Data for analysis

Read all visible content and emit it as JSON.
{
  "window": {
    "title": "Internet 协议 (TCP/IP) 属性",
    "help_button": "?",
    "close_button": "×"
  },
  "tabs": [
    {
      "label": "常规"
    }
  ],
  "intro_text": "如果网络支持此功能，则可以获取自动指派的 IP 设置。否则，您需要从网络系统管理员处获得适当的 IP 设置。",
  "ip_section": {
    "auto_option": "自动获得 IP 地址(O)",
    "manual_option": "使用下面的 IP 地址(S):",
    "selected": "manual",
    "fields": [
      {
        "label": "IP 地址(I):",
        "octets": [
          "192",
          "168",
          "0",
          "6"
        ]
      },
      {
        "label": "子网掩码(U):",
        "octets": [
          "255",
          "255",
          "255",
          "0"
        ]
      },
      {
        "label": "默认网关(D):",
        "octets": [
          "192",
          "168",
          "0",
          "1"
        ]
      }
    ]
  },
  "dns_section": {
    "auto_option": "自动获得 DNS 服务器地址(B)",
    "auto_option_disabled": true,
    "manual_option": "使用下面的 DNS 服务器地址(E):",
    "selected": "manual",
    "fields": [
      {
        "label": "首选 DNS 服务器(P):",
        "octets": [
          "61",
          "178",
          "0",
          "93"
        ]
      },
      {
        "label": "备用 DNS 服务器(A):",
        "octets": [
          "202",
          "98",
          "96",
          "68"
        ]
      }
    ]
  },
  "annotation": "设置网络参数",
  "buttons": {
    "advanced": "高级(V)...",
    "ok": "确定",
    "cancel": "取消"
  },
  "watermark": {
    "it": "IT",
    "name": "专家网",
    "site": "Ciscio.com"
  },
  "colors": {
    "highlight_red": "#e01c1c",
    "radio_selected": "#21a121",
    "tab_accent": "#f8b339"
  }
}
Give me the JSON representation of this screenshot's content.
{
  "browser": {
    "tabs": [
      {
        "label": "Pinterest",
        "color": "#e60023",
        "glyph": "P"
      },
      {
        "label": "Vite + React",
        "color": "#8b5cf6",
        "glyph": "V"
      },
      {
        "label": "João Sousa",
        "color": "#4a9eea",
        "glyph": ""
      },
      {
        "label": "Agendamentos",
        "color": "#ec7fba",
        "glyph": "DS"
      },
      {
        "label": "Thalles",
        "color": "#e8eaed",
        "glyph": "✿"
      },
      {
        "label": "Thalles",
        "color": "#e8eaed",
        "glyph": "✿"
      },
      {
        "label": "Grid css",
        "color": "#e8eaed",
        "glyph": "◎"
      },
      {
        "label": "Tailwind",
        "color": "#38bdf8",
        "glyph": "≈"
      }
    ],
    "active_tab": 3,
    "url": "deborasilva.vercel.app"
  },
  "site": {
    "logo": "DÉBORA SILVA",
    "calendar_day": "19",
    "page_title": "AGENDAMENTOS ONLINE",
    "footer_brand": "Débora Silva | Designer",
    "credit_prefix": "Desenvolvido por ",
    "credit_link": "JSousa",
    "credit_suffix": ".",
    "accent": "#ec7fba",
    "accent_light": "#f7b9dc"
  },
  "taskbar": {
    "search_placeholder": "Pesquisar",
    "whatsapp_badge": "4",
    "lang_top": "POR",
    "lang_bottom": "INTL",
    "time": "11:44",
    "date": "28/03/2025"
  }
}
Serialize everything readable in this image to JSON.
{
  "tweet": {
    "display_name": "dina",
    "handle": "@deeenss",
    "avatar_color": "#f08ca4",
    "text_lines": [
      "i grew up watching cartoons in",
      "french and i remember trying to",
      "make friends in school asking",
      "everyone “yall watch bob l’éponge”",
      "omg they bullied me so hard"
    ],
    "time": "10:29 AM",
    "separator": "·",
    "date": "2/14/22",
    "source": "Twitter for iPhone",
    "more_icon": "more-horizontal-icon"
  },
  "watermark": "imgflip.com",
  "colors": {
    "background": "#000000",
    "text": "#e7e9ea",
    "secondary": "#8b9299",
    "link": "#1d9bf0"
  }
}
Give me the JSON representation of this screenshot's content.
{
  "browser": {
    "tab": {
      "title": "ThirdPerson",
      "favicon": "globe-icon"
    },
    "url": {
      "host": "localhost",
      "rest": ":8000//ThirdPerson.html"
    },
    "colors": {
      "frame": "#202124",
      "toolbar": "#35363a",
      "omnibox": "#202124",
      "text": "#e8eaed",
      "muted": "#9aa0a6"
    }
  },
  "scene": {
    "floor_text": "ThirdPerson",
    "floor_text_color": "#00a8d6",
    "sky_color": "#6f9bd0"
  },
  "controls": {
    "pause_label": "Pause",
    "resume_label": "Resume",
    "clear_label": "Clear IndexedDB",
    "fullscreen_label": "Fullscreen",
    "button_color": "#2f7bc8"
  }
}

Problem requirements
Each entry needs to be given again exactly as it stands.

Final answer
Read all visible content and emit it as JSON.
{
  "window": {
    "title": "Internet 协议 (TCP/IP) 属性",
    "help_button": "?",
    "close_button": "×"
  },
  "tabs": [
    {
      "label": "常规"
    }
  ],
  "intro_text": "如果网络支持此功能，则可以获取自动指派的 IP 设置。否则，您需要从网络系统管理员处获得适当的 IP 设置。",
  "ip_section": {
    "auto_option": "自动获得 IP 地址(O)",
    "manual_option": "使用下面的 IP 地址(S):",
    "selected": "manual",
    "fields": [
      {
        "label": "IP 地址(I):",
        "octets": [
          "192",
          "168",
          "0",
          "6"
        ]
      },
      {
        "label": "子网掩码(U):",
        "octets": [
          "255",
          "255",
          "255",
          "0"
        ]
      },
      {
        "label": "默认网关(D):",
        "octets": [
          "192",
          "168",
          "0",
          "1"
        ]
      }
    ]
  },
  "dns_section": {
    "auto_option": "自动获得 DNS 服务器地址(B)",
    "auto_option_disabled": true,
    "manual_option": "使用下面的 DNS 服务器地址(E):",
    "selected": "manual",
    "fields": [
      {
        "label": "首选 DNS 服务器(P):",
        "octets": [
          "61",
          "178",
          "0",
          "93"
        ]
      },
      {
        "label": "备用 DNS 服务器(A):",
        "octets": [
          "202",
          "98",
          "96",
          "68"
        ]
      }
    ]
  },
  "annotation": "设置网络参数",
  "buttons": {
    "advanced": "高级(V)...",
    "ok": "确定",
    "cancel": "取消"
  },
  "watermark": {
    "it": "IT",
    "name": "专家网",
    "site": "Ciscio.com"
  },
  "colors": {
    "highlight_red": "#e01c1c",
    "radio_selected": "#21a121",
    "tab_accent": "#f8b339"
  }
}
Give me the JSON representation of this screenshot's content.
{
  "browser": {
    "tabs": [
      {
        "label": "Pinterest",
        "color": "#e60023",
        "glyph": "P"
      },
      {
        "label": "Vite + React",
        "color": "#8b5cf6",
        "glyph": "V"
      },
      {
        "label": "João Sousa",
        "color": "#4a9eea",
        "glyph": ""
      },
      {
        "label": "Agendamentos",
        "color": "#ec7fba",
        "glyph": "DS"
      },
      {
        "label": "Thalles",
        "color": "#e8eaed",
        "glyph": "✿"
      },
      {
        "label": "Thalles",
        "color": "#e8eaed",
        "glyph": "✿"
      },
      {
        "label": "Grid css",
        "color": "#e8eaed",
        "glyph": "◎"
      },
      {
        "label": "Tailwind",
        "color": "#38bdf8",
        "glyph": "≈"
      }
    ],
    "active_tab": 3,
    "url": "deborasilva.vercel.app"
  },
  "site": {
    "logo": "DÉBORA SILVA",
    "calendar_day": "19",
    "page_title": "AGENDAMENTOS ONLINE",
    "footer_brand": "Débora Silva | Designer",
    "credit_prefix": "Desenvolvido por ",
    "credit_link": "JSousa",
    "credit_suffix": ".",
    "accent": "#ec7fba",
    "accent_light": "#f7b9dc"
  },
  "taskbar": {
    "search_placeholder": "Pesquisar",
    "whatsapp_badge": "4",
    "lang_top": "POR",
    "lang_bottom": "INTL",
    "time": "11:44",
    "date": "28/03/2025"
  }
}
Serialize everything readable in this image to JSON.
{
  "tweet": {
    "display_name": "dina",
    "handle": "@deeenss",
    "avatar_color": "#f08ca4",
    "text_lines": [
      "i grew up watching cartoons in",
      "french and i remember trying to",
      "make friends in school asking",
      "everyone “yall watch bob l’éponge”",
      "omg they bullied me so hard"
    ],
    "time": "10:29 AM",
    "separator": "·",
    "date": "2/14/22",
    "source": "Twitter for iPhone",
    "more_icon": "more-horizontal-icon"
  },
  "watermark": "imgflip.com",
  "colors": {
    "background": "#000000",
    "text": "#e7e9ea",
    "secondary": "#8b9299",
    "link": "#1d9bf0"
  }
}
Give me the JSON representation of this screenshot's content.
{
  "browser": {
    "tab": {
      "title": "ThirdPerson",
      "favicon": "globe-icon"
    },
    "url": {
      "host": "localhost",
      "rest": ":8000//ThirdPerson.html"
    },
    "colors": {
      "frame": "#202124",
      "toolbar": "#35363a",
      "omnibox": "#202124",
      "text": "#e8eaed",
      "muted": "#9aa0a6"
    }
  },
  "scene": {
    "floor_text": "ThirdPerson",
    "floor_text_color": "#00a8d6",
    "sky_color": "#6f9bd0"
  },
  "controls": {
    "pause_label": "Pause",
    "resume_label": "Resume",
    "clear_label": "Clear IndexedDB",
    "fullscreen_label": "Fullscreen",
    "button_color": "#2f7bc8"
  }
}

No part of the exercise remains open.